§ **PROMPT**
Copy each line of the material below that includes the string "date".
-=-=-
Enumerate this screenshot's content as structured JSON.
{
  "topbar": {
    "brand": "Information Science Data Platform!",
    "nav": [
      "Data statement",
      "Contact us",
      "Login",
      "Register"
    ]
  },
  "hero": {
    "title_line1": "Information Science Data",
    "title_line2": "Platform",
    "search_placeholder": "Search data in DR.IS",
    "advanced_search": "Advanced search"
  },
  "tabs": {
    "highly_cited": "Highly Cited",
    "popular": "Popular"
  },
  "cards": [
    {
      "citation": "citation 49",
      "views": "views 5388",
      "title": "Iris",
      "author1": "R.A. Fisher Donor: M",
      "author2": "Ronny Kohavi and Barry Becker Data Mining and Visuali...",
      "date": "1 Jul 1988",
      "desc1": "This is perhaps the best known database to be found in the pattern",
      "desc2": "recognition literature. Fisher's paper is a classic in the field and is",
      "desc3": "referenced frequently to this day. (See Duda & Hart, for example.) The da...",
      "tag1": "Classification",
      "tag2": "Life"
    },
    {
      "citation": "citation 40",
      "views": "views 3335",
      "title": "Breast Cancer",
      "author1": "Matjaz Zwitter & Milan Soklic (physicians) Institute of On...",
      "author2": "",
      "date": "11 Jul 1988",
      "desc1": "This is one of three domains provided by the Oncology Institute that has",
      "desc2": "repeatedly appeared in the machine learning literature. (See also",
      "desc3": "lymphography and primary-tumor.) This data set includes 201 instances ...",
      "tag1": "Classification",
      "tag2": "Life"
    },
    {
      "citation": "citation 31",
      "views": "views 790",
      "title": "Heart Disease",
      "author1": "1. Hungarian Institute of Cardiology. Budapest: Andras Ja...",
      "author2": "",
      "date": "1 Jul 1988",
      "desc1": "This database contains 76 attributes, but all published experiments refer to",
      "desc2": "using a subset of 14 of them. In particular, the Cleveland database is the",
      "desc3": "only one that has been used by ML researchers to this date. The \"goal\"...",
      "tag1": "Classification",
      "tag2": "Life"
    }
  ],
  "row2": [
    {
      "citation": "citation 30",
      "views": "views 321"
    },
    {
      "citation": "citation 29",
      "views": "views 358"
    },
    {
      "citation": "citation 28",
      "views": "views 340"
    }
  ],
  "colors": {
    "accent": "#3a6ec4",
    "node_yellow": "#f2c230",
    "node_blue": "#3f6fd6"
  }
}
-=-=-
§ **SOLUTION TO THIS EXERCISE**
      "date": "1 Jul 1988",
      "date": "11 Jul 1988",
      "date": "1 Jul 1988",
      "desc3": "only one that has been used by ML researchers to this date. The \"goal\"...",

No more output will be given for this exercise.